• [EXERCISE REQUIREMENTS] The entries are to be printed again word for word, but no picture may appear.

• [EXERCISE INPUTS]
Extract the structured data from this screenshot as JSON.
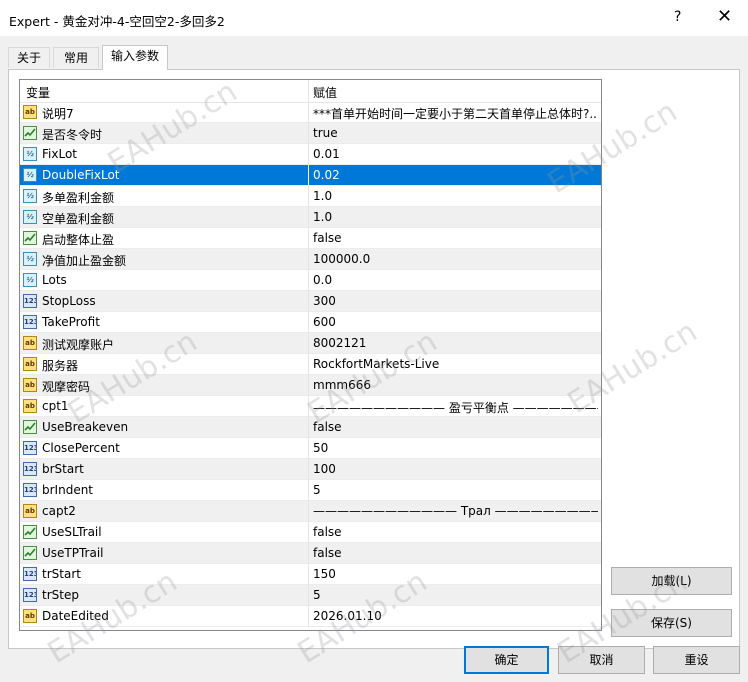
{
  "window": {
    "title": "Expert - 黄金对冲-4-空回空2-多回多2",
    "help_glyph": "?",
    "close_glyph": "✕"
  },
  "tabs": [
    {
      "label": "关于"
    },
    {
      "label": "常用"
    },
    {
      "label": "输入参数",
      "active": true
    }
  ],
  "grid": {
    "header": {
      "variable": "变量",
      "value": "赋值"
    },
    "rows": [
      {
        "type": "ab",
        "name": "说明7",
        "value": "***首单开始时间一定要小于第二天首单停止总体时?.."
      },
      {
        "type": "bool",
        "name": "是否冬令时",
        "value": "true"
      },
      {
        "type": "dbl",
        "name": "FixLot",
        "value": "0.01"
      },
      {
        "type": "dbl",
        "name": "DoubleFixLot",
        "value": "0.02",
        "selected": true
      },
      {
        "type": "dbl",
        "name": "多单盈利金额",
        "value": "1.0"
      },
      {
        "type": "dbl",
        "name": "空单盈利金额",
        "value": "1.0"
      },
      {
        "type": "bool",
        "name": "启动整体止盈",
        "value": "false"
      },
      {
        "type": "dbl",
        "name": "净值加止盈金额",
        "value": "100000.0"
      },
      {
        "type": "dbl",
        "name": "Lots",
        "value": "0.0"
      },
      {
        "type": "int",
        "name": "StopLoss",
        "value": "300"
      },
      {
        "type": "int",
        "name": "TakeProfit",
        "value": "600"
      },
      {
        "type": "ab",
        "name": "测试观摩账户",
        "value": "8002121"
      },
      {
        "type": "ab",
        "name": "服务器",
        "value": "RockfortMarkets-Live"
      },
      {
        "type": "ab",
        "name": "观摩密码",
        "value": "mmm666"
      },
      {
        "type": "ab",
        "name": "cpt1",
        "value": "——————————— 盈亏平衡点 ——————————"
      },
      {
        "type": "bool",
        "name": "UseBreakeven",
        "value": "false"
      },
      {
        "type": "int",
        "name": "ClosePercent",
        "value": "50"
      },
      {
        "type": "int",
        "name": "brStart",
        "value": "100"
      },
      {
        "type": "int",
        "name": "brIndent",
        "value": "5"
      },
      {
        "type": "ab",
        "name": "capt2",
        "value": "———————————— Трал ————————————?.."
      },
      {
        "type": "bool",
        "name": "UseSLTrail",
        "value": "false"
      },
      {
        "type": "bool",
        "name": "UseTPTrail",
        "value": "false"
      },
      {
        "type": "int",
        "name": "trStart",
        "value": "150"
      },
      {
        "type": "int",
        "name": "trStep",
        "value": "5"
      },
      {
        "type": "ab",
        "name": "DateEdited",
        "value": "2026.01.10"
      }
    ]
  },
  "icons": {
    "ab": "ab",
    "bool": "",
    "dbl": "½",
    "int": "123"
  },
  "buttons": {
    "load": "加载(L)",
    "save": "保存(S)",
    "ok": "确定",
    "cancel": "取消",
    "reset": "重设"
  },
  "watermark": "EAHub.cn",
  "colors": {
    "selection": "#0078d7",
    "alt_row": "#f0f0f0"
  }
}
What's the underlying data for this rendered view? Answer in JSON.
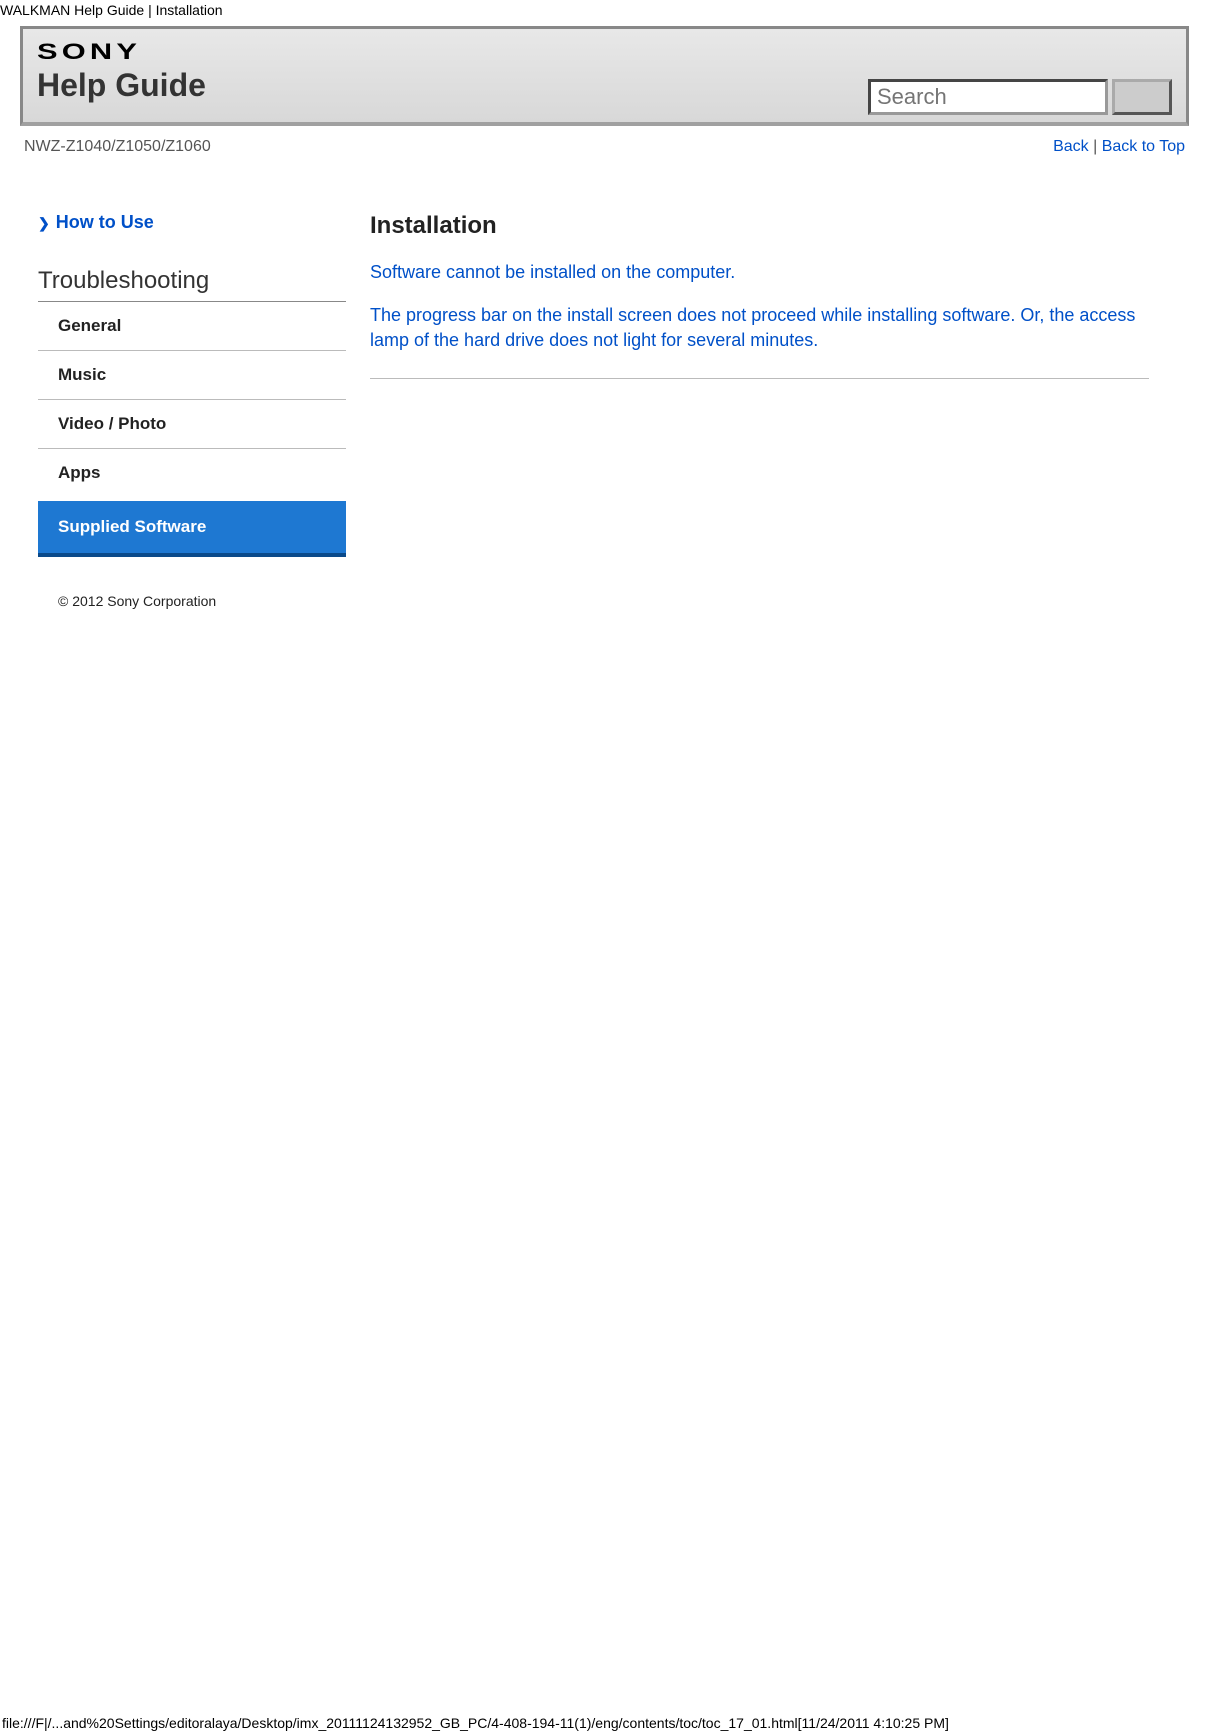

• [RESPONSE TO THE EXERCISE]
Extract the structured data from this screenshot as JSON.
{
  "window": {
    "title": "Expert - 黄金对冲-4-空回空2-多回多2",
    "help_glyph": "?",
    "close_glyph": "✕"
  },
  "tabs": [
    {
      "label": "关于"
    },
    {
      "label": "常用"
    },
    {
      "label": "输入参数",
      "active": true
    }
  ],
  "grid": {
    "header": {
      "variable": "变量",
      "value": "赋值"
    },
    "rows": [
      {
        "type": "ab",
        "name": "说明7",
        "value": "***首单开始时间一定要小于第二天首单停止总体时?.."
      },
      {
        "type": "bool",
        "name": "是否冬令时",
        "value": "true"
      },
      {
        "type": "dbl",
        "name": "FixLot",
        "value": "0.01"
      },
      {
        "type": "dbl",
        "name": "DoubleFixLot",
        "value": "0.02",
        "selected": true
      },
      {
        "type": "dbl",
        "name": "多单盈利金额",
        "value": "1.0"
      },
      {
        "type": "dbl",
        "name": "空单盈利金额",
        "value": "1.0"
      },
      {
        "type": "bool",
        "name": "启动整体止盈",
        "value": "false"
      },
      {
        "type": "dbl",
        "name": "净值加止盈金额",
        "value": "100000.0"
      },
      {
        "type": "dbl",
        "name": "Lots",
        "value": "0.0"
      },
      {
        "type": "int",
        "name": "StopLoss",
        "value": "300"
      },
      {
        "type": "int",
        "name": "TakeProfit",
        "value": "600"
      },
      {
        "type": "ab",
        "name": "测试观摩账户",
        "value": "8002121"
      },
      {
        "type": "ab",
        "name": "服务器",
        "value": "RockfortMarkets-Live"
      },
      {
        "type": "ab",
        "name": "观摩密码",
        "value": "mmm666"
      },
      {
        "type": "ab",
        "name": "cpt1",
        "value": "——————————— 盈亏平衡点 ——————————"
      },
      {
        "type": "bool",
        "name": "UseBreakeven",
        "value": "false"
      },
      {
        "type": "int",
        "name": "ClosePercent",
        "value": "50"
      },
      {
        "type": "int",
        "name": "brStart",
        "value": "100"
      },
      {
        "type": "int",
        "name": "brIndent",
        "value": "5"
      },
      {
        "type": "ab",
        "name": "capt2",
        "value": "———————————— Трал ————————————?.."
      },
      {
        "type": "bool",
        "name": "UseSLTrail",
        "value": "false"
      },
      {
        "type": "bool",
        "name": "UseTPTrail",
        "value": "false"
      },
      {
        "type": "int",
        "name": "trStart",
        "value": "150"
      },
      {
        "type": "int",
        "name": "trStep",
        "value": "5"
      },
      {
        "type": "ab",
        "name": "DateEdited",
        "value": "2026.01.10"
      }
    ]
  },
  "icons": {
    "ab": "ab",
    "bool": "",
    "dbl": "½",
    "int": "123"
  },
  "buttons": {
    "load": "加载(L)",
    "save": "保存(S)",
    "ok": "确定",
    "cancel": "取消",
    "reset": "重设"
  },
  "watermark": "EAHub.cn",
  "colors": {
    "selection": "#0078d7",
    "alt_row": "#f0f0f0"
  }
}
What's the underlying data for this rendered view? Answer in JSON.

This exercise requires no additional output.